--- Exercise material Enclosed Below ---
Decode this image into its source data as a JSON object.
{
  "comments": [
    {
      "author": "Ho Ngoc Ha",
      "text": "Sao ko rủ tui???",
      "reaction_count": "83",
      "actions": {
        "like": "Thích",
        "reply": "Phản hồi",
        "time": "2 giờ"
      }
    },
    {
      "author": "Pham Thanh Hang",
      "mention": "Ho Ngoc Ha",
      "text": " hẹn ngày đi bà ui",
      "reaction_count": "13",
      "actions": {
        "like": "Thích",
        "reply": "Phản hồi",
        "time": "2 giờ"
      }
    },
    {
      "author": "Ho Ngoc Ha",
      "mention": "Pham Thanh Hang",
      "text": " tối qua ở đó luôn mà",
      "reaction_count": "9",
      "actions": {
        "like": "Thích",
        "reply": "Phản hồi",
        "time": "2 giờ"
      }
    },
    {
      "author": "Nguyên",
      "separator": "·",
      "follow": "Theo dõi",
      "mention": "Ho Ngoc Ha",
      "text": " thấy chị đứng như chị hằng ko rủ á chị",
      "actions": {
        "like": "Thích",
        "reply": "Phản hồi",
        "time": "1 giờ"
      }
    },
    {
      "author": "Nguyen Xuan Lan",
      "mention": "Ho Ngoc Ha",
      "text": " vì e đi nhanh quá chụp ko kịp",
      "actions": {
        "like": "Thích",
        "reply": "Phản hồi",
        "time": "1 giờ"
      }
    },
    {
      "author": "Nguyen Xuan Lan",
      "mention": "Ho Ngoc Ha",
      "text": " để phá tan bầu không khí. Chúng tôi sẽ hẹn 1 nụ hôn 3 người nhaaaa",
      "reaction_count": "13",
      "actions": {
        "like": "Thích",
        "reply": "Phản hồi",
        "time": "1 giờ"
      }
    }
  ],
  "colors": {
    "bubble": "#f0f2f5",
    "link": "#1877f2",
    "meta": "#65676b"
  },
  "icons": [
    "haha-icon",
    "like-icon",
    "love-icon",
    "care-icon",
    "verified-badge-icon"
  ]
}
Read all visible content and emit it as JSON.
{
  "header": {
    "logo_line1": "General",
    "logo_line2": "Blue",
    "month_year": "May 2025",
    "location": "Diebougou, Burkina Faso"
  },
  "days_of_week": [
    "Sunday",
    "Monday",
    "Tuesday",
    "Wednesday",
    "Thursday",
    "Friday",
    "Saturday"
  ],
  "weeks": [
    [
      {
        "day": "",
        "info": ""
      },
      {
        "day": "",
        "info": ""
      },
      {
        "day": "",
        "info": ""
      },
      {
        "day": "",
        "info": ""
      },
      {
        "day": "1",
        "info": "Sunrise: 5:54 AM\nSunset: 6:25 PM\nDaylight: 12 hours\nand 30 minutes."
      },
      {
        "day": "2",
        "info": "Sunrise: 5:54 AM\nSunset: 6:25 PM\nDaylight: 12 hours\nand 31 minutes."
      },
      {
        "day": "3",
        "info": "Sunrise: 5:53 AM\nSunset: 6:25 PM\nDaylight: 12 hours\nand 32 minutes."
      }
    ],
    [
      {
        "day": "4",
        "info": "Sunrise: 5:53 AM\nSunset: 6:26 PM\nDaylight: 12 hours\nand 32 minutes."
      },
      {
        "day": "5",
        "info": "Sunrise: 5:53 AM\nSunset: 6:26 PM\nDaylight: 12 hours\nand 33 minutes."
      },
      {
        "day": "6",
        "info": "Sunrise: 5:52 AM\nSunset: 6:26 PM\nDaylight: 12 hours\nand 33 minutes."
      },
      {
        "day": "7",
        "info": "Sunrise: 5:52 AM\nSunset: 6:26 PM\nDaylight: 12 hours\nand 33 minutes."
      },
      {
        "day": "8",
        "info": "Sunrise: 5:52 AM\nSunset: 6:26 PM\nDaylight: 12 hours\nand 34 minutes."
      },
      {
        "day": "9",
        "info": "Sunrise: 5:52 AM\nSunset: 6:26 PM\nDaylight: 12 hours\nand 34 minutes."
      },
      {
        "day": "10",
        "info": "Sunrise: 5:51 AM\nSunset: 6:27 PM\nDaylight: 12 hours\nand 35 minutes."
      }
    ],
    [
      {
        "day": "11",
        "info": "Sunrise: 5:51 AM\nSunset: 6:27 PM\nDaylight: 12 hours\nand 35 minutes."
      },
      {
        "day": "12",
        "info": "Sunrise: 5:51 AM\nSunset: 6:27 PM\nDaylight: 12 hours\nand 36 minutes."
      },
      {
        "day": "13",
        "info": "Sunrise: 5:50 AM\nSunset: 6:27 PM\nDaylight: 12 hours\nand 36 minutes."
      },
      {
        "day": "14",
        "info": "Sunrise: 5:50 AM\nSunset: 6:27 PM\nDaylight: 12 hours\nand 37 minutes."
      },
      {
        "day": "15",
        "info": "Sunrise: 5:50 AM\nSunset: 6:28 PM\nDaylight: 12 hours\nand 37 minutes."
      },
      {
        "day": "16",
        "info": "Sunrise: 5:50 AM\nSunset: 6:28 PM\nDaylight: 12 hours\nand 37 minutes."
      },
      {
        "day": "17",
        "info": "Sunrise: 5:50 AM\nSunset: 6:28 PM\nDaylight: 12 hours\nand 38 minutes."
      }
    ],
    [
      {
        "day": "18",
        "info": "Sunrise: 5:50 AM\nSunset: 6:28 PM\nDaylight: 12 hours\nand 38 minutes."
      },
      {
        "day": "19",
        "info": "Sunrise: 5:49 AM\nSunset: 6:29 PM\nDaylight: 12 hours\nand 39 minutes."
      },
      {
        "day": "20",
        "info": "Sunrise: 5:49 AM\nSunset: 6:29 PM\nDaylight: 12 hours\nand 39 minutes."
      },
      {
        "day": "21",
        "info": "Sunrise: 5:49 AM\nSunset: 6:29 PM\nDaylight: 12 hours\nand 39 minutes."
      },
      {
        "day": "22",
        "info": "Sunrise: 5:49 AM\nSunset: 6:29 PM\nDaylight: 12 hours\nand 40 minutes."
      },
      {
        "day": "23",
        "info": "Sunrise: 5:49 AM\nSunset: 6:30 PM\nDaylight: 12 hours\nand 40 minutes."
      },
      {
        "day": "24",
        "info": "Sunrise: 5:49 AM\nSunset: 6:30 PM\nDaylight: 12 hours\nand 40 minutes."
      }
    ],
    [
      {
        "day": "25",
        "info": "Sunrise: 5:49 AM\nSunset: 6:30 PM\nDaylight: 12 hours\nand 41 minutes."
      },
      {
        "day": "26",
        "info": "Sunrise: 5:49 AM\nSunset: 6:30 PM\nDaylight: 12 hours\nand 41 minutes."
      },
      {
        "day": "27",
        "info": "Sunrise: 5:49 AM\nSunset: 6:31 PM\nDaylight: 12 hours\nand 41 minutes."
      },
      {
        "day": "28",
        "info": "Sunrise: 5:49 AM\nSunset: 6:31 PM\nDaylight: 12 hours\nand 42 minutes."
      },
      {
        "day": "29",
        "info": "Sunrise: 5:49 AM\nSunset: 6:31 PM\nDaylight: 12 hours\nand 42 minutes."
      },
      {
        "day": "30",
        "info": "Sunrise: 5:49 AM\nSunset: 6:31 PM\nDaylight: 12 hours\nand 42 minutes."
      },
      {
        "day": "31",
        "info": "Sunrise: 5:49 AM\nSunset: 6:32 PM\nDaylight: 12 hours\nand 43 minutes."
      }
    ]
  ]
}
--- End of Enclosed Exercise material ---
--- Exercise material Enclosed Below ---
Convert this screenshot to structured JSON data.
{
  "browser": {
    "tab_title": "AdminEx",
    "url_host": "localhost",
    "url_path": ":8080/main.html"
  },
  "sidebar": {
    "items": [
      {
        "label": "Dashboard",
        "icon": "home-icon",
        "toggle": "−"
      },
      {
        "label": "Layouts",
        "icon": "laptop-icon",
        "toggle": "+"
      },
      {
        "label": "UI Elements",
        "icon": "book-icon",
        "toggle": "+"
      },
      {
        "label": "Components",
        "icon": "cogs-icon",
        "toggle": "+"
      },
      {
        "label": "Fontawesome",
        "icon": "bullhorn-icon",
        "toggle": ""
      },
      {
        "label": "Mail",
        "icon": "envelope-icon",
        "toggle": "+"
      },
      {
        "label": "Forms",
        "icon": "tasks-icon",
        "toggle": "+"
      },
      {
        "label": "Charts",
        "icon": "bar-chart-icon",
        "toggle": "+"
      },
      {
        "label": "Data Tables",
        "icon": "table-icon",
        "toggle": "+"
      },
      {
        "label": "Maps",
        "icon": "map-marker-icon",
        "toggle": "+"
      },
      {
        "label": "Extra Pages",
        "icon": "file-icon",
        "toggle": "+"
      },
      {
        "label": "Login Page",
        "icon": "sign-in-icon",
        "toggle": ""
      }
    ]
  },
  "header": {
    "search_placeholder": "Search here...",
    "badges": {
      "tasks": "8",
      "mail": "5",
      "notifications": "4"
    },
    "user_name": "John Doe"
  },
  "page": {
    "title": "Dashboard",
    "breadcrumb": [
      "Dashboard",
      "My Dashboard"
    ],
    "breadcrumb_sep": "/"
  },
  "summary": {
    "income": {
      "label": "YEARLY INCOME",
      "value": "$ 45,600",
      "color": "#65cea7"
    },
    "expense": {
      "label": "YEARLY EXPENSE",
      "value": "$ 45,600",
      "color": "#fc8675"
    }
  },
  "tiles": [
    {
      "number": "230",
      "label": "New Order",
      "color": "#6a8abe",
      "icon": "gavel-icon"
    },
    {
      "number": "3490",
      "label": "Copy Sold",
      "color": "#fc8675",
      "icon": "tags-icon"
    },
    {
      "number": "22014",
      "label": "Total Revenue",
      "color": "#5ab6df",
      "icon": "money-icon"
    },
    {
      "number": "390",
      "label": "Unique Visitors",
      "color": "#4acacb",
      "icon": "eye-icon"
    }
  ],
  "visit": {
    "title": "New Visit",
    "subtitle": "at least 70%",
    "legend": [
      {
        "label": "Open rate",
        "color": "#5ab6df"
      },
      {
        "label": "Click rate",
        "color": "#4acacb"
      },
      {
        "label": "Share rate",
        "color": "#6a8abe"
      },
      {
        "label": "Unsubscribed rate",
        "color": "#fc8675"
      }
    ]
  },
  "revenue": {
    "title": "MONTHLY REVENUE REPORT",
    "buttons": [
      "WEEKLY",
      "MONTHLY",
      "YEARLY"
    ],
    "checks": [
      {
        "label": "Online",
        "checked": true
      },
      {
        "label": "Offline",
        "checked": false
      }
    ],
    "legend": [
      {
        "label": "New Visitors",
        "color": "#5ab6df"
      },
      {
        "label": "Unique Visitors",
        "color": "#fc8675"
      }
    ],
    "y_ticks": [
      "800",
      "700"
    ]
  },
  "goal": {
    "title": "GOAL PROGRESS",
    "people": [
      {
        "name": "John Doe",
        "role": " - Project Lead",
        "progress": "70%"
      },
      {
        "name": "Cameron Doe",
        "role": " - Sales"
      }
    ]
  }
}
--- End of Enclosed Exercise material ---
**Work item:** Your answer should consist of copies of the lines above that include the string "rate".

**Response for this exercise:**
        "label": "Open rate",
        "label": "Click rate",
        "label": "Share rate",
        "label": "Unsubscribed rate",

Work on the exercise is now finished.